### What you need to do
Each record must be retyped word for word.

Saved data entries:
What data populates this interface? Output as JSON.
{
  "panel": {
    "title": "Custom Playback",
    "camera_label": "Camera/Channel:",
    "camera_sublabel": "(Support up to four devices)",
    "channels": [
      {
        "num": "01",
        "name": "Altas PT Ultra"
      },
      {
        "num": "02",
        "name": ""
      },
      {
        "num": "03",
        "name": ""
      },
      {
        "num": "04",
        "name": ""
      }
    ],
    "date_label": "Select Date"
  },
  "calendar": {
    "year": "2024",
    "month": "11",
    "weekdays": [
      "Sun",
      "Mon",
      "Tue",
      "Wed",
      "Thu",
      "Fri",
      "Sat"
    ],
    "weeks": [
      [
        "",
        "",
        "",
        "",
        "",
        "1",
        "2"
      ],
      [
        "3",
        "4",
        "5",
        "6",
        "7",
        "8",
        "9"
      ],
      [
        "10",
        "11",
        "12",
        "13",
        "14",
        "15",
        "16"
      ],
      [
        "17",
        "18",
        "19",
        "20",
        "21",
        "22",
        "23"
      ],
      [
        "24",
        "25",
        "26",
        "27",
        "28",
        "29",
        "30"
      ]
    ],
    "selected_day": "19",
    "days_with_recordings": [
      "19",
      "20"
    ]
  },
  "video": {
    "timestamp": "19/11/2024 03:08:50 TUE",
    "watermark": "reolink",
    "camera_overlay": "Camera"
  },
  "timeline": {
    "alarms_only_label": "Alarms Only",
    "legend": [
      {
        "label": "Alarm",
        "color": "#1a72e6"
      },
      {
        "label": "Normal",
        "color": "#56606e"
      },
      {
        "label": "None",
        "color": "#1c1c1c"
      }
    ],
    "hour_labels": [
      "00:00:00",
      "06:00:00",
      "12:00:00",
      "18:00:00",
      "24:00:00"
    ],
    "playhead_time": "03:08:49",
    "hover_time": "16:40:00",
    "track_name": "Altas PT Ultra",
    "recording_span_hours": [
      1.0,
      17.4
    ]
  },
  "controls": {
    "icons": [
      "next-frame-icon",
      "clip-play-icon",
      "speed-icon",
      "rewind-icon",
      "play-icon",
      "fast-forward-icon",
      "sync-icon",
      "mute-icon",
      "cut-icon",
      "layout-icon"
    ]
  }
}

### Task answer
What data populates this interface? Output as JSON.
{
  "panel": {
    "title": "Custom Playback",
    "camera_label": "Camera/Channel:",
    "camera_sublabel": "(Support up to four devices)",
    "channels": [
      {
        "num": "01",
        "name": "Altas PT Ultra"
      },
      {
        "num": "02",
        "name": ""
      },
      {
        "num": "03",
        "name": ""
      },
      {
        "num": "04",
        "name": ""
      }
    ],
    "date_label": "Select Date"
  },
  "calendar": {
    "year": "2024",
    "month": "11",
    "weekdays": [
      "Sun",
      "Mon",
      "Tue",
      "Wed",
      "Thu",
      "Fri",
      "Sat"
    ],
    "weeks": [
      [
        "",
        "",
        "",
        "",
        "",
        "1",
        "2"
      ],
      [
        "3",
        "4",
        "5",
        "6",
        "7",
        "8",
        "9"
      ],
      [
        "10",
        "11",
        "12",
        "13",
        "14",
        "15",
        "16"
      ],
      [
        "17",
        "18",
        "19",
        "20",
        "21",
        "22",
        "23"
      ],
      [
        "24",
        "25",
        "26",
        "27",
        "28",
        "29",
        "30"
      ]
    ],
    "selected_day": "19",
    "days_with_recordings": [
      "19",
      "20"
    ]
  },
  "video": {
    "timestamp": "19/11/2024 03:08:50 TUE",
    "watermark": "reolink",
    "camera_overlay": "Camera"
  },
  "timeline": {
    "alarms_only_label": "Alarms Only",
    "legend": [
      {
        "label": "Alarm",
        "color": "#1a72e6"
      },
      {
        "label": "Normal",
        "color": "#56606e"
      },
      {
        "label": "None",
        "color": "#1c1c1c"
      }
    ],
    "hour_labels": [
      "00:00:00",
      "06:00:00",
      "12:00:00",
      "18:00:00",
      "24:00:00"
    ],
    "playhead_time": "03:08:49",
    "hover_time": "16:40:00",
    "track_name": "Altas PT Ultra",
    "recording_span_hours": [
      1.0,
      17.4
    ]
  },
  "controls": {
    "icons": [
      "next-frame-icon",
      "clip-play-icon",
      "speed-icon",
      "rewind-icon",
      "play-icon",
      "fast-forward-icon",
      "sync-icon",
      "mute-icon",
      "cut-icon",
      "layout-icon"
    ]
  }
}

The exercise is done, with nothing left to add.